GENEVA — Aston Martin has been to the brink of bankruptcy more than a few times in its 100-year history.
Andy Palmer, the automaker’s new chief executive, wants to get the car maker back on solid ground for good.
A vital piece of the puzzle is the company’s deal with Germany’s Daimler, the parent company of Mercedes-Benz and Smart, which owns a small stake in Aston. Daimler is developing engines and electronics for the legendary sports car maker.
That frees up Aston Martin to focus on other things, like the smokin’ hot designs it unveiled at the Geneva Motor Show.
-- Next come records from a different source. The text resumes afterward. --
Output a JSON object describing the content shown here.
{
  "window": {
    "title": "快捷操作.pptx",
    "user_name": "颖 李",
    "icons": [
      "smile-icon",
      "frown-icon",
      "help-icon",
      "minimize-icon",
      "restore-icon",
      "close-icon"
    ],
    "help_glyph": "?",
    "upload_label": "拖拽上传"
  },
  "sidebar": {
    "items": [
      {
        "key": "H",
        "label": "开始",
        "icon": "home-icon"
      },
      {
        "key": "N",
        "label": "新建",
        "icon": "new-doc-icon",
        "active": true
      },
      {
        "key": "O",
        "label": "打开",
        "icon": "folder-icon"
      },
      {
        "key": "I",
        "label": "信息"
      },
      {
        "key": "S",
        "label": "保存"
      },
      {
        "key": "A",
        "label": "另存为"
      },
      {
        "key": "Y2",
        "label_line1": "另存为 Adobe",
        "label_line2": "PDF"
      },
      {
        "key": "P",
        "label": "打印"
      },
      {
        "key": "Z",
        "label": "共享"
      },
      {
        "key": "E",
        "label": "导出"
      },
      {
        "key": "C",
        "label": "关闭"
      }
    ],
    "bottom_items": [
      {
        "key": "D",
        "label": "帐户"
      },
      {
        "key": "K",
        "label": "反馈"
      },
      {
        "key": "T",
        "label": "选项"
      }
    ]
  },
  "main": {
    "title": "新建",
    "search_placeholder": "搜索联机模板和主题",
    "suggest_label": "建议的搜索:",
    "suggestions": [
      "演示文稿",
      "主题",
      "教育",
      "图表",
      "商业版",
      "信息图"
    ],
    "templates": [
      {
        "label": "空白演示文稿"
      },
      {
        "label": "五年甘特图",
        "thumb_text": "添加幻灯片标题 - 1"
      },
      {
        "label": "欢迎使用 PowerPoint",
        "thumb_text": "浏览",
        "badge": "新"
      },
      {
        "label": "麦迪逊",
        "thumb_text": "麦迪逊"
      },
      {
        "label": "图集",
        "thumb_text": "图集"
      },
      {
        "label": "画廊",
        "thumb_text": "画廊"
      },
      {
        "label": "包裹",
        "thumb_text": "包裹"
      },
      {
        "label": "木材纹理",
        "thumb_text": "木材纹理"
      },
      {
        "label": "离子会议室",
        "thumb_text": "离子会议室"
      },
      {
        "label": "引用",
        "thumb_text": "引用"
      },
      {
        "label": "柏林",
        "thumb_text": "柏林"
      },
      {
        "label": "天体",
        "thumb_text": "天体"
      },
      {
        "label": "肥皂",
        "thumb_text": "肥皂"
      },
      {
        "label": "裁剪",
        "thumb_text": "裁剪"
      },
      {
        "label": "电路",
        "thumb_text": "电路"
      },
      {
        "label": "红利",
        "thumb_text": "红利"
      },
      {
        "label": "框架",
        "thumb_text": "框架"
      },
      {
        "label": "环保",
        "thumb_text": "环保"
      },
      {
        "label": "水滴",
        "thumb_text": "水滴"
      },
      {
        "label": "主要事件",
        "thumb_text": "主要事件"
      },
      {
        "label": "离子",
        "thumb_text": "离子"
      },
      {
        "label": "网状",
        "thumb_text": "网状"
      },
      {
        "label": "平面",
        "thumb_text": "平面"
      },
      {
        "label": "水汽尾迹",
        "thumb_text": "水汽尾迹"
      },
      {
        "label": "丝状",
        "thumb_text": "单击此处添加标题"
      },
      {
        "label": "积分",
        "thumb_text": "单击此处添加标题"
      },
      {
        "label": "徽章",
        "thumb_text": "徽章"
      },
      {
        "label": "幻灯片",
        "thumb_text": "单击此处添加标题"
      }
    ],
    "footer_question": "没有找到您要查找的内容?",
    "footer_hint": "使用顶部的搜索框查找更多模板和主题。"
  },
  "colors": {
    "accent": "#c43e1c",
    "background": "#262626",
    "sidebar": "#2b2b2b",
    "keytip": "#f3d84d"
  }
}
The Aston Martin Vulcan is powered by a 7-liter V12 engine designed to produce something over 800 horsepower. It’s engineered for the track, not the street, and only 24 will be built, selling for well over $2 million each.
The Vulcan’s body is made entirely from carbon fiber. The design is extreme but, according to Aston Martin, it contains elements that will appear in more mainstream Aston Martin cars coming in the future.
Of course, it’s hard for a car company to survive by selling only expensive sports cars. Aston needs to branch out, Palmer admitted. That was the point of Aston Martin’s other major unveiling in Geneva, a crossover concept vehicle called the DBX.
The DBX is a two-door machine with a coupe shape that barely looks like a crossover SUV at all. In fact, it looks almost like a slightly inflated sports car. In case you haven’t noticed, crossover SUVs are the automotive industry’s current addiction. And for good reason. The public’s appetite for them is insatiable no matter the size, no matter the price.
Not only is Aston working on one, but so is Bentley, Rolls-Royce, Lamborghini and Maserati.
The concept version of the DBX also happens to be an all-electric plug-in vehicle.
That’s remarkable since rumbling, chest-rattling engine sound is crucial to the Aston Martin experience, Palmer said. But a model line-up full of burbling V12s and V8s won’t meet new emissions requirements in Europe. So Aston may make emission-free all-electric vehicles in order to average things out.
Also in Geneva, Aston Martin displayed a four-door Lagonda sedan that the company hopes will broaden out the appeal of its brand. The Lagonda isn’t available in the U.S. yet, but it will be at some point.
Even though Aston Martin plans to sell crossover SUVs and full-sized sedans, it’s the sport cars that will always define its brand, Palmer insisted.